■ Requirement ■
Gather every line below where "text" appears.

■ Data for processing ■

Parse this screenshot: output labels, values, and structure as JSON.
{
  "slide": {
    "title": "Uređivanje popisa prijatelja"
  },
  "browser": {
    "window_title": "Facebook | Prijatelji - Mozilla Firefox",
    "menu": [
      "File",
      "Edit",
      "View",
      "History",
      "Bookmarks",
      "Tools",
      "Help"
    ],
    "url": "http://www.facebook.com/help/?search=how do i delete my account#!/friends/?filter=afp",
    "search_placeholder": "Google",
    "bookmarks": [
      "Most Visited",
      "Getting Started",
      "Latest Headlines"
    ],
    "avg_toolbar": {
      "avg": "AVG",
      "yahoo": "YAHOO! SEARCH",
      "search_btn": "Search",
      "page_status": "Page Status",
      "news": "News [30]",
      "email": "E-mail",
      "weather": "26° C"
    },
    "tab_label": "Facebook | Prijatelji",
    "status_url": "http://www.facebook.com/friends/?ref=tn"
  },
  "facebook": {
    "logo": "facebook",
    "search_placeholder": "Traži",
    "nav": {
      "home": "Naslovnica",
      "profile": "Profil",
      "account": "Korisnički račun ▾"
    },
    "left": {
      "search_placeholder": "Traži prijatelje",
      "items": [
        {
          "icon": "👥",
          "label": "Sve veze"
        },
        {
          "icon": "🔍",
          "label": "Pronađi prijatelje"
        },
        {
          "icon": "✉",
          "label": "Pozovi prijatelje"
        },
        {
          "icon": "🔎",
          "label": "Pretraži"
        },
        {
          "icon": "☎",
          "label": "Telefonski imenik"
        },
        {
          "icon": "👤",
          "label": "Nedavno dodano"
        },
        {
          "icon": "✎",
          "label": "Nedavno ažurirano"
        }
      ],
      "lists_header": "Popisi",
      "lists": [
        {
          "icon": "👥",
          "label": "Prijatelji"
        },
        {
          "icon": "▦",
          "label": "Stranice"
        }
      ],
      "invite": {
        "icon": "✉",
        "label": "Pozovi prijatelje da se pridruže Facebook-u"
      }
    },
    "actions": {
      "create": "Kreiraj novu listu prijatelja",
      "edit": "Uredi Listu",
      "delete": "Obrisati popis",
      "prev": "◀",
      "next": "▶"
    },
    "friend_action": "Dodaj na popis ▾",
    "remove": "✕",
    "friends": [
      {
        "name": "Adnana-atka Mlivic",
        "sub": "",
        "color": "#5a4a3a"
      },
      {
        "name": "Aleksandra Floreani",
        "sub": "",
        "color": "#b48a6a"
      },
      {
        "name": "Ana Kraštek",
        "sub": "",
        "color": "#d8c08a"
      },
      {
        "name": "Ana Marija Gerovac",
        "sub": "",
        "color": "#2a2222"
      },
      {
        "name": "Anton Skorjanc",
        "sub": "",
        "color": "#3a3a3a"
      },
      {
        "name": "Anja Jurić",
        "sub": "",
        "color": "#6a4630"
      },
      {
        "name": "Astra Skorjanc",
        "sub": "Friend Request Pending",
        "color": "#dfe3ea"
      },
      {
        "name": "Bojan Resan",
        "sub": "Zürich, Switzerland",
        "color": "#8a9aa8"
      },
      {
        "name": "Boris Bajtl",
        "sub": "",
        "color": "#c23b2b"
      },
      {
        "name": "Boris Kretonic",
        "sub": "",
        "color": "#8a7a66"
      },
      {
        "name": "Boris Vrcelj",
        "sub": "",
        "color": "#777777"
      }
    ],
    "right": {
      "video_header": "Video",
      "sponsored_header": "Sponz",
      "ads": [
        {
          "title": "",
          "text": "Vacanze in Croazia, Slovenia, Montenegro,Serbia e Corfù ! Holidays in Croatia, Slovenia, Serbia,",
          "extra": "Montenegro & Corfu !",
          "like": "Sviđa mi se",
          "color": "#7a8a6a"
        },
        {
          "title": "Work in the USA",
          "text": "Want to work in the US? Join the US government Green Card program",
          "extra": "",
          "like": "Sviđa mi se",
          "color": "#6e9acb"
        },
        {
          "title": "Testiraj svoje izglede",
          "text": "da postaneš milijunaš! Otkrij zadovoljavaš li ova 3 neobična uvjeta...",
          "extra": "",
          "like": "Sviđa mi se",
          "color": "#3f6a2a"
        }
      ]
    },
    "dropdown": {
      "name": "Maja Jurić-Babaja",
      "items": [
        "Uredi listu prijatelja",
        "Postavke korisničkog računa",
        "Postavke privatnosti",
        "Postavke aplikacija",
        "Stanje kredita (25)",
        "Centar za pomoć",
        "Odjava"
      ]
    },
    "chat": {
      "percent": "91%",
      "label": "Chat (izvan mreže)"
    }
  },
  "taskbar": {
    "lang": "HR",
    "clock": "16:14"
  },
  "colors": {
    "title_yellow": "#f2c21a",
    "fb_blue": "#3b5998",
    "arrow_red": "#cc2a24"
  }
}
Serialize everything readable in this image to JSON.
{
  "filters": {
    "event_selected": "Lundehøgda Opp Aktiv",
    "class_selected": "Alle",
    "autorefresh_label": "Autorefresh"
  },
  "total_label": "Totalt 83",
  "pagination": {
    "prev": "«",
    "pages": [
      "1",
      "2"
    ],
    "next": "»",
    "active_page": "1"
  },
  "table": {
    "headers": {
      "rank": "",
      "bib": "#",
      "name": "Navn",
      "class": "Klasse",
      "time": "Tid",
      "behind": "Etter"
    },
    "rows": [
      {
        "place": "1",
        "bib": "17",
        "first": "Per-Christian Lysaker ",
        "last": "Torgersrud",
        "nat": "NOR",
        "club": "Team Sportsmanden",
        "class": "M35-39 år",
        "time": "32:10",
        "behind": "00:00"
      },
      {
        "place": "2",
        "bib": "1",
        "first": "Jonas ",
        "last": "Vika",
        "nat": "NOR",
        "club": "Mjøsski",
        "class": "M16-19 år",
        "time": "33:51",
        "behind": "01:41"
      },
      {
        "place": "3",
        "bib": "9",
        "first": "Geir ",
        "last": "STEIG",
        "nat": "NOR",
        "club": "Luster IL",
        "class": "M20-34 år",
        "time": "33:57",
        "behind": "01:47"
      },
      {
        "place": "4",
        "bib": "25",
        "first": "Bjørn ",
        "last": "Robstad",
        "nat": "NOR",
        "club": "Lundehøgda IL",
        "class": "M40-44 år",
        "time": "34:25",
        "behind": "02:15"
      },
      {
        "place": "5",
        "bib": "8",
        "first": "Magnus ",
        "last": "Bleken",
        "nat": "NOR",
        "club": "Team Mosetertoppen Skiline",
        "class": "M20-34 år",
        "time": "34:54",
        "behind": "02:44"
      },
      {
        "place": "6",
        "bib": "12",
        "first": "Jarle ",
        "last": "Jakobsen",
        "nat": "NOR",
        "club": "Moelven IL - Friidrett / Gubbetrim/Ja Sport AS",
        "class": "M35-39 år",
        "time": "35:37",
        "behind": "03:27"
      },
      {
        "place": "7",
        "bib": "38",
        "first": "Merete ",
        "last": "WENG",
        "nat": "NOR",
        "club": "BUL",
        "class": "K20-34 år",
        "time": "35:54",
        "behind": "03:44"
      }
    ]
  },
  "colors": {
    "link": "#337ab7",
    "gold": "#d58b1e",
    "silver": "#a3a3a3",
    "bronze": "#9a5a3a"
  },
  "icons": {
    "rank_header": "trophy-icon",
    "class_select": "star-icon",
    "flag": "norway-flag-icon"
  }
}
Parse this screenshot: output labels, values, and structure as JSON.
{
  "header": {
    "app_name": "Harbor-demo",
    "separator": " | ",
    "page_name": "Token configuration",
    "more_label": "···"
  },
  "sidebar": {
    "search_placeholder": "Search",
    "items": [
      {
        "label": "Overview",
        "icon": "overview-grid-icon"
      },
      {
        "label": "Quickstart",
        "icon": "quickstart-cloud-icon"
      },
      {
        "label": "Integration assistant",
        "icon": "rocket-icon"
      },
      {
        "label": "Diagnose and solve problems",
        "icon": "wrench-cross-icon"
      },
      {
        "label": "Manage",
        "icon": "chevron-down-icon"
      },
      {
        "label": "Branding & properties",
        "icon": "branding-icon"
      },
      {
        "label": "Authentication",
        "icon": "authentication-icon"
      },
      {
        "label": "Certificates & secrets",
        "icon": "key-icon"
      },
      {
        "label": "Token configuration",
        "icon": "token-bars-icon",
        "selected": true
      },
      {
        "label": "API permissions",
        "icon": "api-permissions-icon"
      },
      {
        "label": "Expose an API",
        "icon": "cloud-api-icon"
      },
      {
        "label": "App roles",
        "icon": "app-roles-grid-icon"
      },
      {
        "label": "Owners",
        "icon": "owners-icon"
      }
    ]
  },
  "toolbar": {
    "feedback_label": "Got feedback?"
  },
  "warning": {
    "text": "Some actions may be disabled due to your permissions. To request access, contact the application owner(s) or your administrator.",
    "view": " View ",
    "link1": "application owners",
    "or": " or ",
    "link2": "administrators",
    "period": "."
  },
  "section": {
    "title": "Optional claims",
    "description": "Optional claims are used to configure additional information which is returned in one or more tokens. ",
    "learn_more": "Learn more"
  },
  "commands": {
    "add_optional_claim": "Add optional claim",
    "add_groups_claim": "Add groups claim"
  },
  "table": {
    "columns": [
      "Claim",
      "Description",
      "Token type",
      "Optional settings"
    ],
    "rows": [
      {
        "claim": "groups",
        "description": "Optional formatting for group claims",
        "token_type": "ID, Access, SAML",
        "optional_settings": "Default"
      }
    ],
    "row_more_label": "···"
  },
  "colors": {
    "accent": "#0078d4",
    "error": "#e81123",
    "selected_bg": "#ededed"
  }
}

■ Response area ■
          "text": "Vacanze in Croazia, Slovenia, Montenegro,Serbia e Corfù ! Holidays in Croatia, Slovenia, Serbia,",
          "text": "Want to work in the US? Join the US government Green Card program",
          "text": "da postaneš milijunaš! Otkrij zadovoljavaš li ova 3 neobična uvjeta...",
    "text": "Some actions may be disabled due to your permissions. To request access, contact the application owner(s) or your administrator.",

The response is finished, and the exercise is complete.